They argued Chevron's social media promotions, television advertisements, and other digital ads, violate the Green Guides by using terms such as "reducing emissions intensity," which they called "deceptive jargon" designed to mislead consumers. They alleged that Chevron's ads "imply that Chevron's business operations do not harm (and even help) the environment, despite numerous environmental disasters," and the company has misrepresented the benefits of renewable natural gas, which it is testing in California pilot programs.
They also took issue with Chevron's statement that it "produces 'ever-cleaner' or 'clean' energy," because they say that it has been spending less than 0.2% of its capital expenditure on renewable energy sources. The groups estimate that between 2010 and 2018 Chevron spent $26 million per year, on average, of its $13 billion average annual capital expenditure on low-carbon energy sources.
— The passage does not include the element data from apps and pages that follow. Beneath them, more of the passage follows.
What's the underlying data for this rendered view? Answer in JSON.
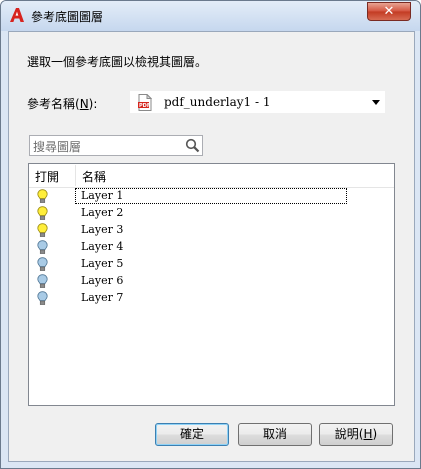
{
  "window": {
    "title": "參考底圖圖層"
  },
  "instruction": "選取一個參考底圖以檢視其圖層。",
  "reference": {
    "label_pre": "參考名稱(",
    "label_key": "N",
    "label_post": "):",
    "value": "pdf_underlay1 - 1"
  },
  "search": {
    "placeholder": "搜尋圖層"
  },
  "list": {
    "headers": {
      "on": "打開",
      "name": "名稱"
    },
    "rows": [
      {
        "name": "Layer 1",
        "on": true
      },
      {
        "name": "Layer 2",
        "on": true
      },
      {
        "name": "Layer 3",
        "on": true
      },
      {
        "name": "Layer 4",
        "on": false
      },
      {
        "name": "Layer 5",
        "on": false
      },
      {
        "name": "Layer 6",
        "on": false
      },
      {
        "name": "Layer 7",
        "on": false
      }
    ]
  },
  "buttons": {
    "ok": "確定",
    "cancel": "取消",
    "help_pre": "說明(",
    "help_key": "H",
    "help_post": ")"
  },
  "colors": {
    "bulb_on": "#ffee3a",
    "bulb_off": "#a9cbe6",
    "close": "#c94a32"
  },
  "icons": {
    "app": "autocad-a-icon",
    "close": "close-icon",
    "file": "pdf-file-icon",
    "search": "magnifier-icon",
    "bulb": "lightbulb-icon",
    "dropdown": "chevron-down-icon"
  }
}
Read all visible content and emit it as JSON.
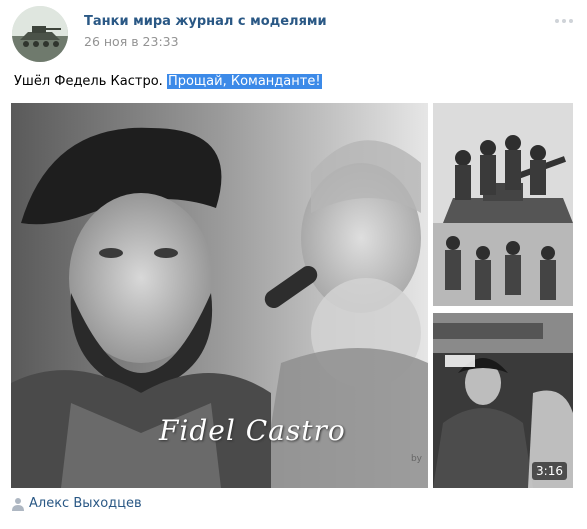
{
  "post": {
    "group_name": "Танки мира журнал с моделями",
    "date": "26 ноя в 23:33",
    "text_plain": "Ушёл Федель Кастро.",
    "text_highlighted": "Прощай, Команданте!",
    "author": "Алекс Выходцев"
  },
  "attachments": {
    "main_photo_caption": "Fidel Castro",
    "main_photo_signature": "by",
    "video_duration": "3:16"
  },
  "colors": {
    "link": "#2a5885",
    "date": "#939393",
    "highlight": "#3c8ae8"
  },
  "icons": {
    "more": "more-dots-icon",
    "author": "user-icon"
  }
}
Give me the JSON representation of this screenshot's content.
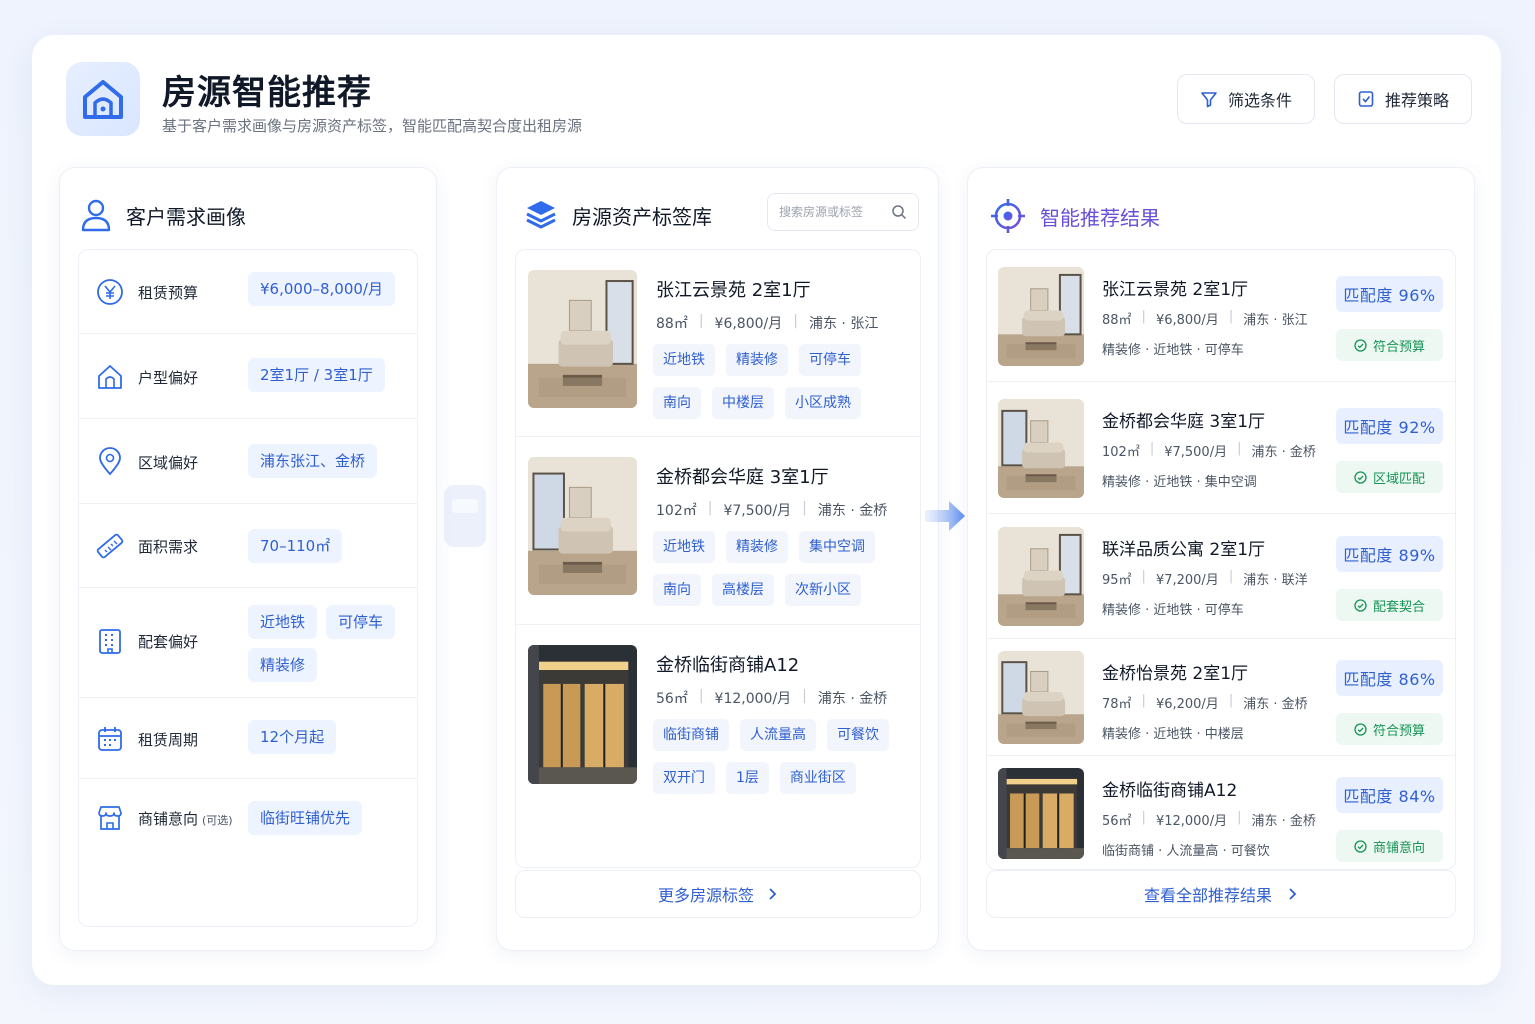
{
  "header": {
    "title": "房源智能推荐",
    "subtitle": "基于客户需求画像与房源资产标签，智能匹配高契合度出租房源",
    "filter_label": "筛选条件",
    "strategy_label": "推荐策略"
  },
  "colors": {
    "accent": "#2f5fd0",
    "accent_bg": "#eef4ff",
    "success": "#179456",
    "success_bg": "#ecf8f1",
    "purple": "#6a4fd8"
  },
  "profile": {
    "title": "客户需求画像",
    "items": [
      {
        "icon": "yen-icon",
        "label": "租赁预算",
        "note": "",
        "chips": [
          "¥6,000–8,000/月"
        ]
      },
      {
        "icon": "house-icon",
        "label": "户型偏好",
        "note": "",
        "chips": [
          "2室1厅 / 3室1厅"
        ]
      },
      {
        "icon": "location-pin-icon",
        "label": "区域偏好",
        "note": "",
        "chips": [
          "浦东张江、金桥"
        ]
      },
      {
        "icon": "ruler-icon",
        "label": "面积需求",
        "note": "",
        "chips": [
          "70–110㎡"
        ]
      },
      {
        "icon": "building-icon",
        "label": "配套偏好",
        "note": "",
        "chips": [
          "近地铁",
          "可停车",
          "精装修"
        ]
      },
      {
        "icon": "calendar-icon",
        "label": "租赁周期",
        "note": "",
        "chips": [
          "12个月起"
        ]
      },
      {
        "icon": "shop-icon",
        "label": "商铺意向",
        "note": "(可选)",
        "chips": [
          "临街旺铺优先"
        ]
      }
    ]
  },
  "assets": {
    "title": "房源资产标签库",
    "search_placeholder": "搜索房源或标签",
    "listings": [
      {
        "name": "张江云景苑  2室1厅",
        "area": "88㎡",
        "price": "¥6,800/月",
        "district": "浦东 · 张江",
        "tags": [
          "近地铁",
          "精装修",
          "可停车",
          "南向",
          "中楼层",
          "小区成熟"
        ]
      },
      {
        "name": "金桥都会华庭  3室1厅",
        "area": "102㎡",
        "price": "¥7,500/月",
        "district": "浦东 · 金桥",
        "tags": [
          "近地铁",
          "精装修",
          "集中空调",
          "南向",
          "高楼层",
          "次新小区"
        ]
      },
      {
        "name": "金桥临街商铺A12",
        "area": "56㎡",
        "price": "¥12,000/月",
        "district": "浦东 · 金桥",
        "tags": [
          "临街商铺",
          "人流量高",
          "可餐饮",
          "双开门",
          "1层",
          "商业街区"
        ]
      }
    ],
    "more_label": "更多房源标签"
  },
  "results": {
    "title": "智能推荐结果",
    "items": [
      {
        "name": "张江云景苑  2室1厅",
        "area": "88㎡",
        "price": "¥6,800/月",
        "district": "浦东 · 张江",
        "features": "精装修 · 近地铁 · 可停车",
        "score": "匹配度 96%",
        "reason": "符合预算",
        "kind": "apartment"
      },
      {
        "name": "金桥都会华庭  3室1厅",
        "area": "102㎡",
        "price": "¥7,500/月",
        "district": "浦东 · 金桥",
        "features": "精装修 · 近地铁 · 集中空调",
        "score": "匹配度 92%",
        "reason": "区域匹配",
        "kind": "apartment"
      },
      {
        "name": "联洋品质公寓  2室1厅",
        "area": "95㎡",
        "price": "¥7,200/月",
        "district": "浦东 · 联洋",
        "features": "精装修 · 近地铁 · 可停车",
        "score": "匹配度 89%",
        "reason": "配套契合",
        "kind": "apartment"
      },
      {
        "name": "金桥怡景苑  2室1厅",
        "area": "78㎡",
        "price": "¥6,200/月",
        "district": "浦东 · 金桥",
        "features": "精装修 · 近地铁 · 中楼层",
        "score": "匹配度 86%",
        "reason": "符合预算",
        "kind": "apartment"
      },
      {
        "name": "金桥临街商铺A12",
        "area": "56㎡",
        "price": "¥12,000/月",
        "district": "浦东 · 金桥",
        "features": "临街商铺 · 人流量高 · 可餐饮",
        "score": "匹配度 84%",
        "reason": "商铺意向",
        "kind": "shop"
      }
    ],
    "all_label": "查看全部推荐结果"
  }
}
They did not comment on Chevron's new commitment, as referenced by Corney, for $3 billion in energy transition spending from 2021 through 2028.
"The world's second-biggest polluter shouldn't be allowed to advertise that they're good for the environment," said Josh Eisenfeld, corporate accountability campaigner at Earthworks, in a written statement. "Our fieldwork shows Chevron is regularly polluting methane — a greenhouse gas 86 times more potent than carbon dioxide. Chevron's plan to convince the public and investors that they're fixing this problem, when they're not, is dishonest and dangerous."
Added Anusha Narayanan, climate campaign manager at Greenpeace USA: "Chevron spent decades sowing doubt about the science of climate change. Now, in the face of widespread public support for climate action, the company is misrepresenting its role in the climate crisis and deceptively casting itself as an ally."
Investment bank Federated Hermes said that the complaint is indicative of the increased attention that will be paid to climate change commitments by corporations.
"The complaint made to the US FTC about Chevron shows the growing legal and reputational risks faced by companies if they are perceived to be taking insufficient action on climate change. We expect to see such risks increase for companies that are not reducing greenhouse gas emissions at a pace required to achieve the goals of the Paris Agreement on Climate Change," said Tim Goodman, engager for EOS at Federated Hermes, in an email to IHS Markit.
"Even if this action is not successful, we expect further action against Chevron and other companies with high emissions or those which are not reducing their emissions quickly enough. We expect companies to demonstrate that they have transition plans in line with the Paris goals which will lead to net-zero emissions by 2050, or sooner."
- Biden tax plan chops fossil fuel subsidies to ramp up renewables
- White House seeks $14 bil to fund climate-related initiatives in budget request
- Puerto Rico weighs options for expanding renewable power, hardening grid
- Swiss asset manager FiveT launches fund to scale up "clean hydrogen” infrastructure
- South Korean conglomerates to invest $38 billion to boost hydrogen economy
- Canadian pension affiliate grabs 3.4 GW share of Spanish PV boom
- Kerry stresses "decade of decision" on global climate engagement
- International Monetary Fund, World Bank emphasize climate commitments